Work hour limitations in the case of pilots, truck or any vehicle driver or any factory/worker, or even the doctors must be limited to 8 hours as the fatigue starts setting in. If the employer wants quality out-put, there should not be more than 8 hours of continuous duty except for occasional and demanding conditions. In the case of medical practice, increase the number of resident doctors on duty and the rotation may be overlapping so that the successor does not have any difficulty in understanding the patient sickness.

The problem in India is that of non-availability of hands for putting on three shifts, while the funds may be with the employers to pay wages for the three shifts. Mind it, the employee doctors, pilots, drivers, and other office/factory workers have their social responsibilities towards family and society besides the advised sleep of 8 hours which must not be ignored when talking of capping the limit of working hours higher than the bearing capacity of the physiology of man.  

When, we in India shifted from socialist to capitalist economy the industrialists wanted to raise the working hours from 8 to 12 hours and it was opposed tooth and nail. (G C MathurConvenor-Trustee Treasurer, Binty)



FICCI Healthcare Excellence Awards


Due to increased interest for participation this year, and large number of individual requests for date extension, the Awards committee have agreed to extend the deadline for submission of application to 6 July 2018 till 1800 hrsIn case of any query, please feel free to reach out to us at +91 9654631600:  

Shobha Mishra Ghosh 



Dr KK Aggarwal

Padma Shri Awardee

President HCFI

Vice President CMAAO

To comment on this article,
create a free account.

Sign Up to instantly get access to 10000+ Articles & 1000+ Cases

Already registered?

Login Now

Most Popular Articles

News and Updates

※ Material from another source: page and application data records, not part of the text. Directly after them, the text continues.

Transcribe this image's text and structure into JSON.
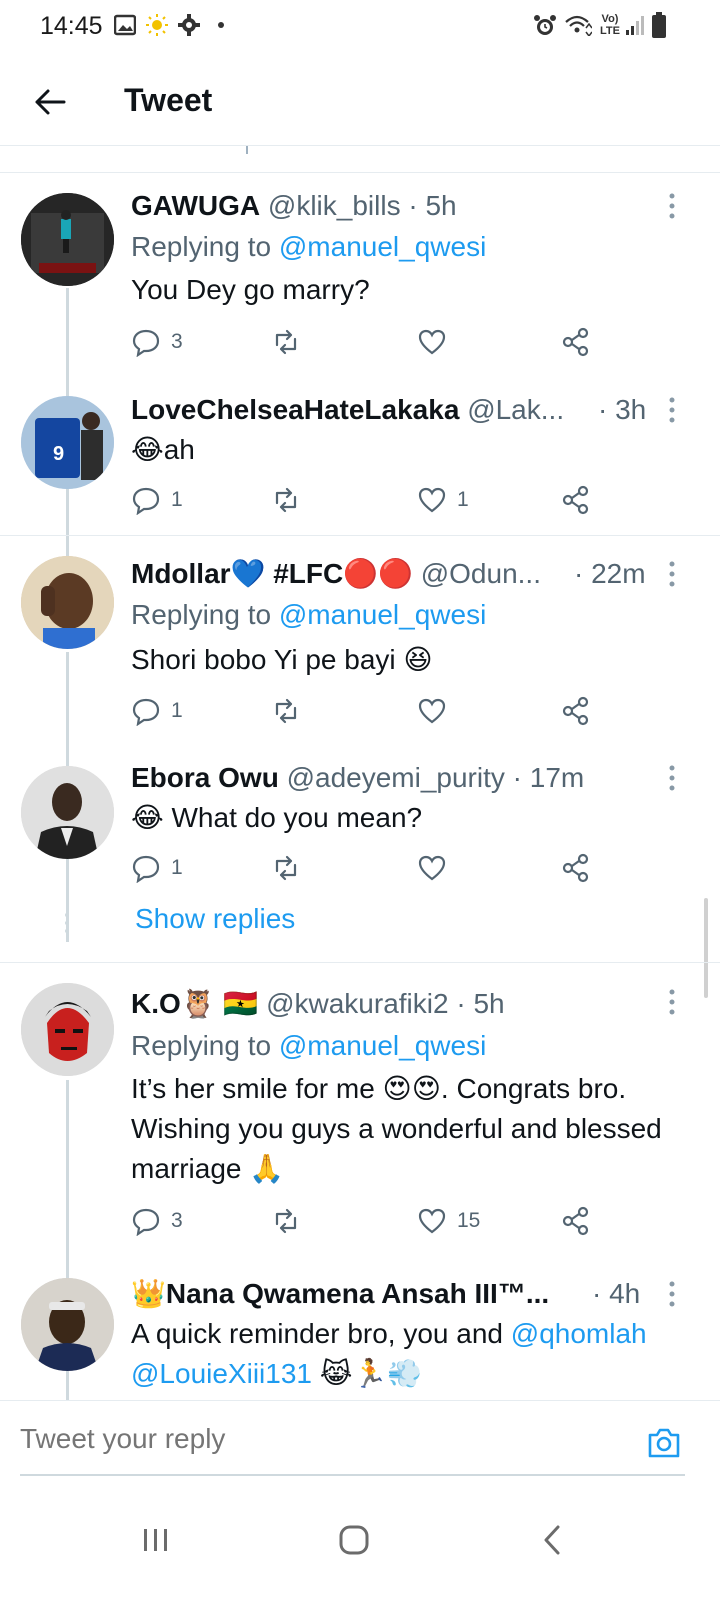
{
  "status_bar": {
    "time": "14:45",
    "network": "Vo) LTE"
  },
  "header": {
    "title": "Tweet"
  },
  "tweets": [
    {
      "name": "GAWUGA",
      "handle": "@klik_bills",
      "time": "· 5h",
      "replying_label": "Replying to",
      "replying_to": "@manuel_qwesi",
      "text": "You Dey go marry?",
      "replies": "3",
      "retweets": "",
      "likes": ""
    },
    {
      "name": "LoveChelseaHateLakaka",
      "handle": "@Lak...",
      "time": "· 3h",
      "text_emoji": "😂",
      "text": "ah",
      "replies": "1",
      "retweets": "",
      "likes": "1"
    },
    {
      "name": "Mdollar💙 #LFC🔴🔴",
      "handle": "@Odun...",
      "time": "· 22m",
      "replying_label": "Replying to",
      "replying_to": "@manuel_qwesi",
      "text": "Shori bobo Yi pe bayi 😆",
      "replies": "1",
      "retweets": "",
      "likes": ""
    },
    {
      "name": "Ebora Owu",
      "handle": "@adeyemi_purity",
      "time": "· 17m",
      "text": "😂 What do you mean?",
      "replies": "1",
      "retweets": "",
      "likes": ""
    },
    {
      "name": "K.O🦉 🇬🇭",
      "handle": "@kwakurafiki2",
      "time": "· 5h",
      "replying_label": "Replying to",
      "replying_to": "@manuel_qwesi",
      "text": "It’s her smile for me 😍😍. Congrats bro. Wishing you guys a wonderful and blessed marriage 🙏",
      "replies": "3",
      "retweets": "",
      "likes": "15"
    },
    {
      "name": "👑Nana Qwamena Ansah III™...",
      "handle": "",
      "time": "· 4h",
      "text_start": "A quick reminder bro, you and ",
      "mention1": "@qhomlah",
      "mention2": "@LouieXiii131",
      "text_end": " 😹🏃💨"
    }
  ],
  "show_replies": "Show replies",
  "reply_bar": {
    "placeholder": "Tweet your reply"
  },
  "colors": {
    "accent": "#1d9bf0",
    "secondary_text": "#536471",
    "divider": "#e6ecf0"
  }
}
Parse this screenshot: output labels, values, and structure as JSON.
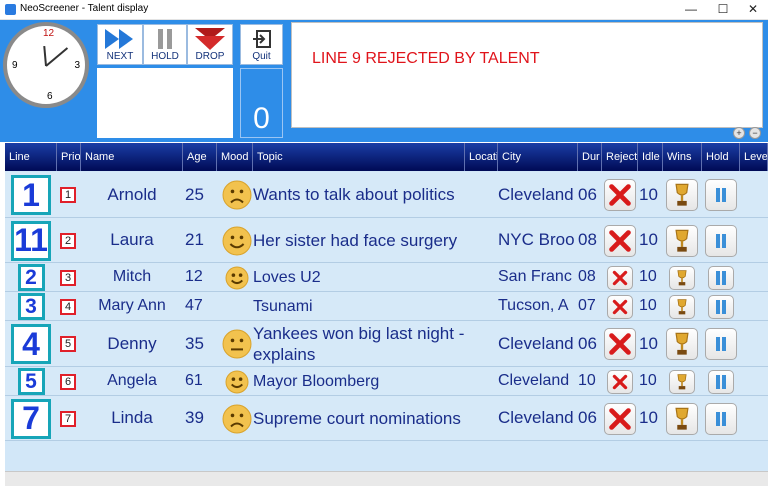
{
  "window": {
    "title": "NeoScreener - Talent display",
    "min": "—",
    "max": "☐",
    "close": "✕"
  },
  "clock": {
    "n12": "12",
    "n3": "3",
    "n6": "6",
    "n9": "9"
  },
  "toolbar": {
    "next_label": "NEXT",
    "hold_label": "HOLD",
    "drop_label": "DROP",
    "quit_label": "Quit"
  },
  "counter": "0",
  "message": "LINE 9 REJECTED BY TALENT",
  "zoom": {
    "in": "+",
    "out": "−"
  },
  "columns": [
    "Line",
    "Prio",
    "Name",
    "Age",
    "Mood",
    "Topic",
    "Location",
    "City",
    "Dur",
    "Reject",
    "Idle",
    "Wins",
    "Hold",
    "Level"
  ],
  "colors": {
    "accent": "#2e8de8",
    "header": "#0a1f7a",
    "text": "#1a2d8a",
    "message": "#e0141b",
    "reject": "#d81b1b",
    "line_border": "#17a5b8"
  },
  "rows": [
    {
      "line": "1",
      "prio": "1",
      "name": "Arnold",
      "age": "25",
      "mood": "sad",
      "topic": "Wants to talk about politics",
      "city": "Cleveland",
      "dur": "06",
      "idle": "10"
    },
    {
      "line": "11",
      "prio": "2",
      "name": "Laura",
      "age": "21",
      "mood": "happy",
      "topic": "Her sister had face surgery",
      "city": "NYC Broo",
      "dur": "08",
      "idle": "10"
    },
    {
      "line": "2",
      "prio": "3",
      "name": "Mitch",
      "age": "12",
      "mood": "happy",
      "topic": "Loves U2",
      "city": "San Franc",
      "dur": "08",
      "idle": "10"
    },
    {
      "line": "3",
      "prio": "4",
      "name": "Mary Ann",
      "age": "47",
      "mood": "",
      "topic": "Tsunami",
      "city": "Tucson, A",
      "dur": "07",
      "idle": "10"
    },
    {
      "line": "4",
      "prio": "5",
      "name": "Denny",
      "age": "35",
      "mood": "neutral",
      "topic": "Yankees won big last night - explains",
      "city": "Cleveland",
      "dur": "06",
      "idle": "10"
    },
    {
      "line": "5",
      "prio": "6",
      "name": "Angela",
      "age": "61",
      "mood": "happy",
      "topic": "Mayor Bloomberg",
      "city": "Cleveland",
      "dur": "10",
      "idle": "10"
    },
    {
      "line": "7",
      "prio": "7",
      "name": "Linda",
      "age": "39",
      "mood": "sad",
      "topic": "Supreme court nominations",
      "city": "Cleveland",
      "dur": "06",
      "idle": "10"
    }
  ]
}
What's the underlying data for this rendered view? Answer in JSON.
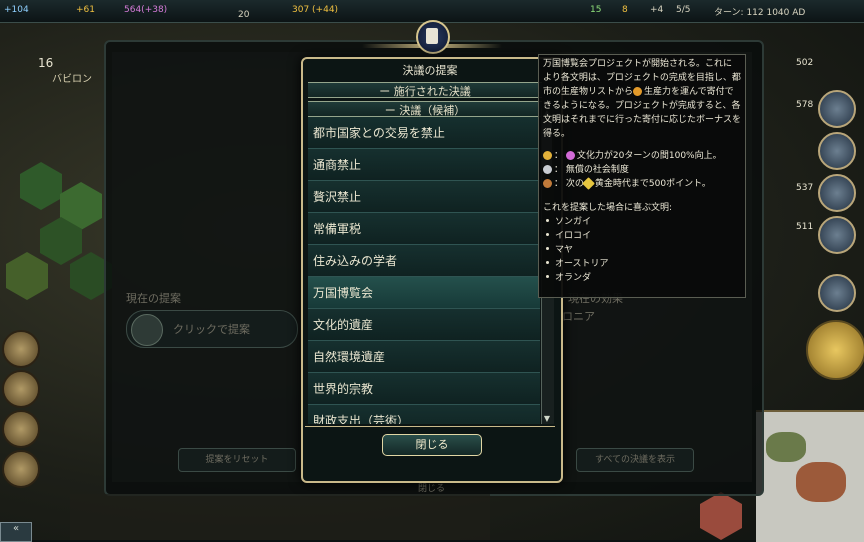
{
  "topbar": {
    "science": "+104",
    "gold_partial": "+61",
    "culture": "564(+38)",
    "faith": "20",
    "gold_total": "307 (+44)",
    "happiness": "15",
    "golden": "8",
    "tourism": "+4",
    "policies": "5/5",
    "turn": "ターン: 112  1040 AD"
  },
  "city_banner": {
    "pop": "16",
    "name": "バビロン"
  },
  "background_panel": {
    "current_proposal_label": "現在の提案",
    "click_to_propose": "クリックで提案",
    "reset_button": "提案をリセット",
    "show_all_button": "すべての決議を表示",
    "close_label": "閉じる",
    "right_label1": "現在の効果",
    "right_label2": "ロニア"
  },
  "popup": {
    "title": "決議の提案",
    "section_enacted": "ー  施行された決議",
    "section_candidates": "ー  決議（候補）",
    "items": [
      "都市国家との交易を禁止",
      "通商禁止",
      "贅沢禁止",
      "常備軍税",
      "住み込みの学者",
      "万国博覧会",
      "文化的遺産",
      "自然環境遺産",
      "世界的宗教",
      "財政支出（芸術）"
    ],
    "close_button": "閉じる"
  },
  "tooltip": {
    "description": "万国博覧会プロジェクトが開始される。これにより各文明は、プロジェクトの完成を目指し、都市の生産物リストから",
    "description2": "生産力を運んで寄付できるようになる。プロジェクトが完成すると、各文明はそれまでに行った寄付に応じたボーナスを得る。",
    "reward_gold_label": "文化力が20ターンの間100%向上。",
    "reward_silver": "無償の社会制度",
    "reward_bronze_label": "黄金時代まで500ポイント。",
    "reward_bronze_prefix": "次の",
    "pleased_header": "これを提案した場合に喜ぶ文明:",
    "civs": [
      "ソンガイ",
      "イロコイ",
      "マヤ",
      "オーストリア",
      "オランダ"
    ]
  },
  "right_stats": [
    "502",
    "578",
    "537",
    "511"
  ],
  "colors": {
    "accent_gold": "#c9b98a",
    "row_bg": "#16302f",
    "text": "#eae6d0"
  }
}
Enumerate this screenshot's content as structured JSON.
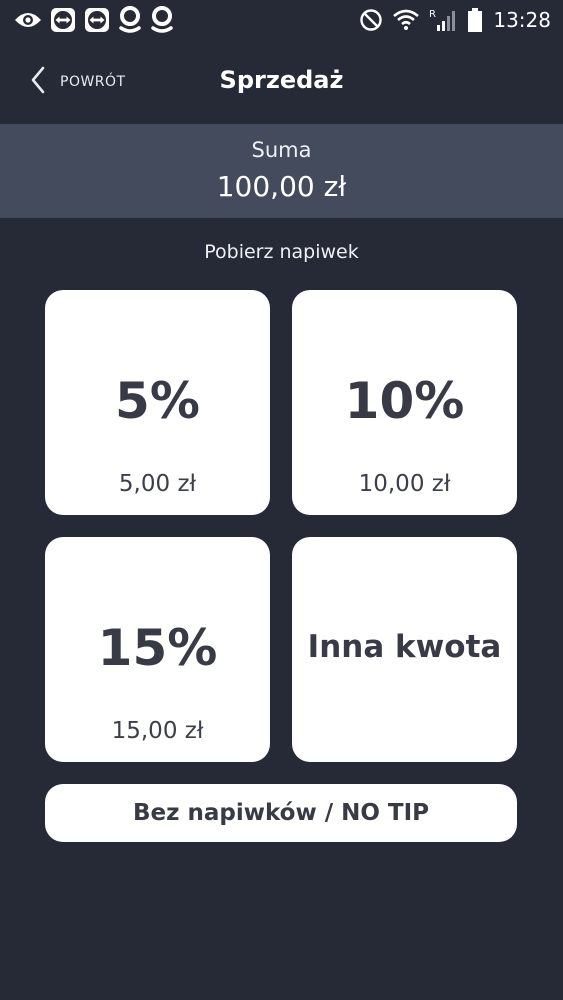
{
  "status_bar": {
    "time": "13:28",
    "left_icons": [
      "eye-icon",
      "teamviewer-icon",
      "teamviewer-icon",
      "location-pin-icon",
      "location-pin-icon"
    ],
    "right_icons": [
      "do-not-disturb-icon",
      "wifi-icon",
      "cellular-signal-icon",
      "battery-icon"
    ],
    "roaming_indicator": "R"
  },
  "nav": {
    "back_label": "POWRÓT",
    "title": "Sprzedaż"
  },
  "sum": {
    "label": "Suma",
    "value": "100,00 zł"
  },
  "tip": {
    "prompt": "Pobierz napiwek",
    "options": [
      {
        "percent": "5%",
        "amount": "5,00 zł"
      },
      {
        "percent": "10%",
        "amount": "10,00 zł"
      },
      {
        "percent": "15%",
        "amount": "15,00 zł"
      }
    ],
    "other_label": "Inna kwota",
    "no_tip_label": "Bez napiwków / NO TIP"
  },
  "colors": {
    "background": "#262a36",
    "sum_panel": "#434b5c",
    "card": "#ffffff",
    "card_text": "#383b46"
  }
}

eMediNexus provides latest updates on medical news, medical case studies from India. In-depth medical case studies and research designed for doctors and healthcare professionals.